→ WORK INSTRUCTION: Filter these entries down to the lines that hold the word "count", and show each of them.

→ RECORDS SHOWN:
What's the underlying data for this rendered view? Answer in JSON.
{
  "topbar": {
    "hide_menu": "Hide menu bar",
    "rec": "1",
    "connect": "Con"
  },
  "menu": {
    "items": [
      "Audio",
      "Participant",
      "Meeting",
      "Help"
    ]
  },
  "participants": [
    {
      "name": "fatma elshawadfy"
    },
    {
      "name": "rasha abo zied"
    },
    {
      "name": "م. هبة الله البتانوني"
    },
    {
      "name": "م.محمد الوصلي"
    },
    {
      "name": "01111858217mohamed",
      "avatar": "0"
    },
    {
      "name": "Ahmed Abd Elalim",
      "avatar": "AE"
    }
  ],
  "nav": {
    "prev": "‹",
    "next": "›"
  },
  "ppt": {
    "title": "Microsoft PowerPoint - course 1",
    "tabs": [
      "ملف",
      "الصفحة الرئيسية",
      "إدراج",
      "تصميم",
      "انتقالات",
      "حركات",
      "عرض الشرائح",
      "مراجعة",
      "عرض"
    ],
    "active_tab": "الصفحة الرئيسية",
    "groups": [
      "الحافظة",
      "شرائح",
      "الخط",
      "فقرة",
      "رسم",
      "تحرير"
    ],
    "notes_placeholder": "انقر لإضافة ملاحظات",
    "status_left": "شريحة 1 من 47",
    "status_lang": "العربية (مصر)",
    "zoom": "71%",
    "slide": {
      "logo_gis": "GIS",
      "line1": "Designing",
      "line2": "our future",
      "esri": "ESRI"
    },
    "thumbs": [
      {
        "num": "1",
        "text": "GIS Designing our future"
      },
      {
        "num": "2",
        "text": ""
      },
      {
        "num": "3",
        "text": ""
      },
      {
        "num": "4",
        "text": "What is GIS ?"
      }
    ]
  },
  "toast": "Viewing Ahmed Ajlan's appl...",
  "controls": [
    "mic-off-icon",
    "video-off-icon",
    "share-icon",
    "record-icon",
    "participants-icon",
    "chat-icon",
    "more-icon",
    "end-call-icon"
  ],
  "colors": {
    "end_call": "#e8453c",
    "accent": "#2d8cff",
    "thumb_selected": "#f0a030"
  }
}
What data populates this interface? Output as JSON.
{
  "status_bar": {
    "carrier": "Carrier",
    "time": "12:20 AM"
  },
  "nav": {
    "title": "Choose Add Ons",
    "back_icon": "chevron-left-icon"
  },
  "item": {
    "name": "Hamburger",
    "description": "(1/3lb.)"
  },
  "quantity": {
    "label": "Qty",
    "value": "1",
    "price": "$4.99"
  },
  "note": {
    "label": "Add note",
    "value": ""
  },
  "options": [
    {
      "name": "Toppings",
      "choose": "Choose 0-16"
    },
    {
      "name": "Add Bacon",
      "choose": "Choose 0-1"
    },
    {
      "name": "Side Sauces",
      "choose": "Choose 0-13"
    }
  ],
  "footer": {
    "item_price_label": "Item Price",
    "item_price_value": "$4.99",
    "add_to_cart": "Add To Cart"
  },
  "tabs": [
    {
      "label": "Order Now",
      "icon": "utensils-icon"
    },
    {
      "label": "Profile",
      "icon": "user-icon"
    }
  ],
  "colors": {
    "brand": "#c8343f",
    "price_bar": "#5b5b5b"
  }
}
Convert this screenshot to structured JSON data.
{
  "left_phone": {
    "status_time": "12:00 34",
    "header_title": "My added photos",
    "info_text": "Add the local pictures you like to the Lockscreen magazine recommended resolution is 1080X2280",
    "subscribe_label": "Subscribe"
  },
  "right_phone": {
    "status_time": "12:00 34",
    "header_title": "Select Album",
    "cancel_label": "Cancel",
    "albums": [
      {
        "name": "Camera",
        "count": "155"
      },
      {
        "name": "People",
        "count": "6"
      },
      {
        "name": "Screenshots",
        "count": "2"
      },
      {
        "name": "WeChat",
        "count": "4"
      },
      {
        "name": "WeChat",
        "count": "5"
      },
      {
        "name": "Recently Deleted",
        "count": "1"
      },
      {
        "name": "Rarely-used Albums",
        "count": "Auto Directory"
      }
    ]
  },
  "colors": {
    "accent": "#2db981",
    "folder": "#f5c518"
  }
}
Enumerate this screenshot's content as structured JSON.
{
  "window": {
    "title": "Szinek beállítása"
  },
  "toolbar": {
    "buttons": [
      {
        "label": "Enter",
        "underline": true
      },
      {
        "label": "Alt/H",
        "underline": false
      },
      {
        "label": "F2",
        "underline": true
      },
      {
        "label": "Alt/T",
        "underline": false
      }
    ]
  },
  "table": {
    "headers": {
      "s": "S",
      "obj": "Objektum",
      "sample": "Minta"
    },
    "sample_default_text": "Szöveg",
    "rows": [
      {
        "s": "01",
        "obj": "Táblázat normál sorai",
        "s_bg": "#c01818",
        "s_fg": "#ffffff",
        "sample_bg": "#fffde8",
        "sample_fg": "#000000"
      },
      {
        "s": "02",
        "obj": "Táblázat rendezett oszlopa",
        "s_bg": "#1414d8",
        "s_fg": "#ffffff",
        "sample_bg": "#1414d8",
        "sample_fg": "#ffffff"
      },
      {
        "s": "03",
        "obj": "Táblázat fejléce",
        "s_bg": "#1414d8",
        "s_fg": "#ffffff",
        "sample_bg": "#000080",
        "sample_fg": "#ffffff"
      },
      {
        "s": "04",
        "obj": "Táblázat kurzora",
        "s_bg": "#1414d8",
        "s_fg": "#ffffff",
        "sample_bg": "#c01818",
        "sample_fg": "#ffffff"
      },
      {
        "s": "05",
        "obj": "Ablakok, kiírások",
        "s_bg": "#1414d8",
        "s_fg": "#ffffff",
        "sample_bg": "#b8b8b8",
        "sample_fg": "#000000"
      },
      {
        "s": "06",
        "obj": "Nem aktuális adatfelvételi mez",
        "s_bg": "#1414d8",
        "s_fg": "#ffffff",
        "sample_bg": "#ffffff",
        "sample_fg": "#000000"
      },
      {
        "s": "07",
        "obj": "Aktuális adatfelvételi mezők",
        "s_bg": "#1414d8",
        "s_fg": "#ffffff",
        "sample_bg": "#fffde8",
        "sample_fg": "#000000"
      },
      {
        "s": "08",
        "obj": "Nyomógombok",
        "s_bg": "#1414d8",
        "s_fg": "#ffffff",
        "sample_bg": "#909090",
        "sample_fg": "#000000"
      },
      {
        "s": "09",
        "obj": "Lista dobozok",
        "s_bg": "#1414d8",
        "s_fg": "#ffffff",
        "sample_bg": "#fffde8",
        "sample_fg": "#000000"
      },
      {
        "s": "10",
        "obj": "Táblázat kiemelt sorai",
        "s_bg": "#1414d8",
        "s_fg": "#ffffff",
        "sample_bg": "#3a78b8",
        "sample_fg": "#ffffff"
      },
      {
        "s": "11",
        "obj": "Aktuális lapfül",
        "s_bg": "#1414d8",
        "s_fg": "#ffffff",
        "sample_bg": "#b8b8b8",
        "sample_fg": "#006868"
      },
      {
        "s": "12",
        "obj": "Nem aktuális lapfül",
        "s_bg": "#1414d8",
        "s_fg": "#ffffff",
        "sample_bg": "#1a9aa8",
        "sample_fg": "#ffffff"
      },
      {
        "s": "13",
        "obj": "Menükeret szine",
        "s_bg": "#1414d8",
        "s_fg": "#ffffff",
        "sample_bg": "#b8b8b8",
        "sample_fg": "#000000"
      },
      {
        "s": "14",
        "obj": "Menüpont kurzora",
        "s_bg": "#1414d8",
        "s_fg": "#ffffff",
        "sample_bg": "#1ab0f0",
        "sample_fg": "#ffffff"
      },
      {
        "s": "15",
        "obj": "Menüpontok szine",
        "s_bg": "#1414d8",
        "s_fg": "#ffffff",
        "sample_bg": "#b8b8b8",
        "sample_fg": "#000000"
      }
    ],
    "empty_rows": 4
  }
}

→ SOLUTION FOR THIS PROBLEM:
        "count": "155"
        "count": "6"
        "count": "2"
        "count": "4"
        "count": "5"
        "count": "1"
        "count": "Auto Directory"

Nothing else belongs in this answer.